Below is a listing. Output every line of it exactly.

- Records to process
──────────────────────────────

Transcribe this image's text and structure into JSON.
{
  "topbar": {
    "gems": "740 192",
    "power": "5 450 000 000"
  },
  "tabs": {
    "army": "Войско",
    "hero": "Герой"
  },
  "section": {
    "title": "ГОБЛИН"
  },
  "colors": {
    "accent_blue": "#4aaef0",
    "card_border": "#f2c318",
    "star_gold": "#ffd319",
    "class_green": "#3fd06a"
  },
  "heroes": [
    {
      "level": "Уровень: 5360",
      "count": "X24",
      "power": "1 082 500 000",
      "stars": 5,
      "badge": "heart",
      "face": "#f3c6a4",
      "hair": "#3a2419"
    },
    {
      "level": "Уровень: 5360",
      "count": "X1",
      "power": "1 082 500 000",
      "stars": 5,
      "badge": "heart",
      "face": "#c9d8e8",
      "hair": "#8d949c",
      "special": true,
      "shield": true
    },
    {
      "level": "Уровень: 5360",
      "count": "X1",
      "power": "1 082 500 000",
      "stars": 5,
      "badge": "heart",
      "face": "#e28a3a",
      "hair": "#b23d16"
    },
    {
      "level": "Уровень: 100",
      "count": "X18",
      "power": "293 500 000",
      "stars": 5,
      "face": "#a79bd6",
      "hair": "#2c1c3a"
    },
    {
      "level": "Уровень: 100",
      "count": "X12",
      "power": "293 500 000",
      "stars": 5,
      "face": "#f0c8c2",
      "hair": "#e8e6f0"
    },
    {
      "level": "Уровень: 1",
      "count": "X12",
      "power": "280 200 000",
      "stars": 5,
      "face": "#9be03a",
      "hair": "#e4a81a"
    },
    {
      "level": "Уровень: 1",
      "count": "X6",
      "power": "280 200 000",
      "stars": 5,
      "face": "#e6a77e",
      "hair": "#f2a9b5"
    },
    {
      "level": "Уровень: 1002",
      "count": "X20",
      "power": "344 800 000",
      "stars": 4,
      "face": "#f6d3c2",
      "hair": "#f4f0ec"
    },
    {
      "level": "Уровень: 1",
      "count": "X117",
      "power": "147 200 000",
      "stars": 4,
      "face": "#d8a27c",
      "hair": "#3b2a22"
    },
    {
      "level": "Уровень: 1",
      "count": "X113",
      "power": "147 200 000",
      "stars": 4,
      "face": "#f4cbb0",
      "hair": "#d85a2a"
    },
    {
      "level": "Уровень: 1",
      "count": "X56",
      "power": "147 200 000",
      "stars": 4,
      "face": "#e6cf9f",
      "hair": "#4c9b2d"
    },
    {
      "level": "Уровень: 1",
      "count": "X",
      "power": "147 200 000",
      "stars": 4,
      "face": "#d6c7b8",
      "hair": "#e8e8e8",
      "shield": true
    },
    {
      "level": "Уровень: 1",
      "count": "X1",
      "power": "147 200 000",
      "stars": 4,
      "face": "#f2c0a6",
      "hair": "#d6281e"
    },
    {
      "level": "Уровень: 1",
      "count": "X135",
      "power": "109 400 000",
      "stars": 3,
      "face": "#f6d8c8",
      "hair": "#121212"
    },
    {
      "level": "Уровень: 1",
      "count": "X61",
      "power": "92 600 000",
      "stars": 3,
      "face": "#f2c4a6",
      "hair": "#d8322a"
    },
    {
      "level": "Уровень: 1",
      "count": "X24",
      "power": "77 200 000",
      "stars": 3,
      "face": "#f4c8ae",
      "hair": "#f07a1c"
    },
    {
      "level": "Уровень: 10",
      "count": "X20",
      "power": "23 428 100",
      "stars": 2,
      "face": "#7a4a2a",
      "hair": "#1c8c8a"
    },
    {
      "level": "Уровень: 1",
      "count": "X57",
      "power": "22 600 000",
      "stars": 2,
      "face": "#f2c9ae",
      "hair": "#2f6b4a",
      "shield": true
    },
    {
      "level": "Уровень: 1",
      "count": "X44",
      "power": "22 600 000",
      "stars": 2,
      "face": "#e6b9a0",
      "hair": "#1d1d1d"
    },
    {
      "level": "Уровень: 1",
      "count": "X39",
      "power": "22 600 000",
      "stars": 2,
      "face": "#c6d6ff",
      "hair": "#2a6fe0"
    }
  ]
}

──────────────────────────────

- The completed task
Transcribe this image's text and structure into JSON.
{
  "topbar": {
    "gems": "740 192",
    "power": "5 450 000 000"
  },
  "tabs": {
    "army": "Войско",
    "hero": "Герой"
  },
  "section": {
    "title": "ГОБЛИН"
  },
  "colors": {
    "accent_blue": "#4aaef0",
    "card_border": "#f2c318",
    "star_gold": "#ffd319",
    "class_green": "#3fd06a"
  },
  "heroes": [
    {
      "level": "Уровень: 5360",
      "count": "X24",
      "power": "1 082 500 000",
      "stars": 5,
      "badge": "heart",
      "face": "#f3c6a4",
      "hair": "#3a2419"
    },
    {
      "level": "Уровень: 5360",
      "count": "X1",
      "power": "1 082 500 000",
      "stars": 5,
      "badge": "heart",
      "face": "#c9d8e8",
      "hair": "#8d949c",
      "special": true,
      "shield": true
    },
    {
      "level": "Уровень: 5360",
      "count": "X1",
      "power": "1 082 500 000",
      "stars": 5,
      "badge": "heart",
      "face": "#e28a3a",
      "hair": "#b23d16"
    },
    {
      "level": "Уровень: 100",
      "count": "X18",
      "power": "293 500 000",
      "stars": 5,
      "face": "#a79bd6",
      "hair": "#2c1c3a"
    },
    {
      "level": "Уровень: 100",
      "count": "X12",
      "power": "293 500 000",
      "stars": 5,
      "face": "#f0c8c2",
      "hair": "#e8e6f0"
    },
    {
      "level": "Уровень: 1",
      "count": "X12",
      "power": "280 200 000",
      "stars": 5,
      "face": "#9be03a",
      "hair": "#e4a81a"
    },
    {
      "level": "Уровень: 1",
      "count": "X6",
      "power": "280 200 000",
      "stars": 5,
      "face": "#e6a77e",
      "hair": "#f2a9b5"
    },
    {
      "level": "Уровень: 1002",
      "count": "X20",
      "power": "344 800 000",
      "stars": 4,
      "face": "#f6d3c2",
      "hair": "#f4f0ec"
    },
    {
      "level": "Уровень: 1",
      "count": "X117",
      "power": "147 200 000",
      "stars": 4,
      "face": "#d8a27c",
      "hair": "#3b2a22"
    },
    {
      "level": "Уровень: 1",
      "count": "X113",
      "power": "147 200 000",
      "stars": 4,
      "face": "#f4cbb0",
      "hair": "#d85a2a"
    },
    {
      "level": "Уровень: 1",
      "count": "X56",
      "power": "147 200 000",
      "stars": 4,
      "face": "#e6cf9f",
      "hair": "#4c9b2d"
    },
    {
      "level": "Уровень: 1",
      "count": "X",
      "power": "147 200 000",
      "stars": 4,
      "face": "#d6c7b8",
      "hair": "#e8e8e8",
      "shield": true
    },
    {
      "level": "Уровень: 1",
      "count": "X1",
      "power": "147 200 000",
      "stars": 4,
      "face": "#f2c0a6",
      "hair": "#d6281e"
    },
    {
      "level": "Уровень: 1",
      "count": "X135",
      "power": "109 400 000",
      "stars": 3,
      "face": "#f6d8c8",
      "hair": "#121212"
    },
    {
      "level": "Уровень: 1",
      "count": "X61",
      "power": "92 600 000",
      "stars": 3,
      "face": "#f2c4a6",
      "hair": "#d8322a"
    },
    {
      "level": "Уровень: 1",
      "count": "X24",
      "power": "77 200 000",
      "stars": 3,
      "face": "#f4c8ae",
      "hair": "#f07a1c"
    },
    {
      "level": "Уровень: 10",
      "count": "X20",
      "power": "23 428 100",
      "stars": 2,
      "face": "#7a4a2a",
      "hair": "#1c8c8a"
    },
    {
      "level": "Уровень: 1",
      "count": "X57",
      "power": "22 600 000",
      "stars": 2,
      "face": "#f2c9ae",
      "hair": "#2f6b4a",
      "shield": true
    },
    {
      "level": "Уровень: 1",
      "count": "X44",
      "power": "22 600 000",
      "stars": 2,
      "face": "#e6b9a0",
      "hair": "#1d1d1d"
    },
    {
      "level": "Уровень: 1",
      "count": "X39",
      "power": "22 600 000",
      "stars": 2,
      "face": "#c6d6ff",
      "hair": "#2a6fe0"
    }
  ]
}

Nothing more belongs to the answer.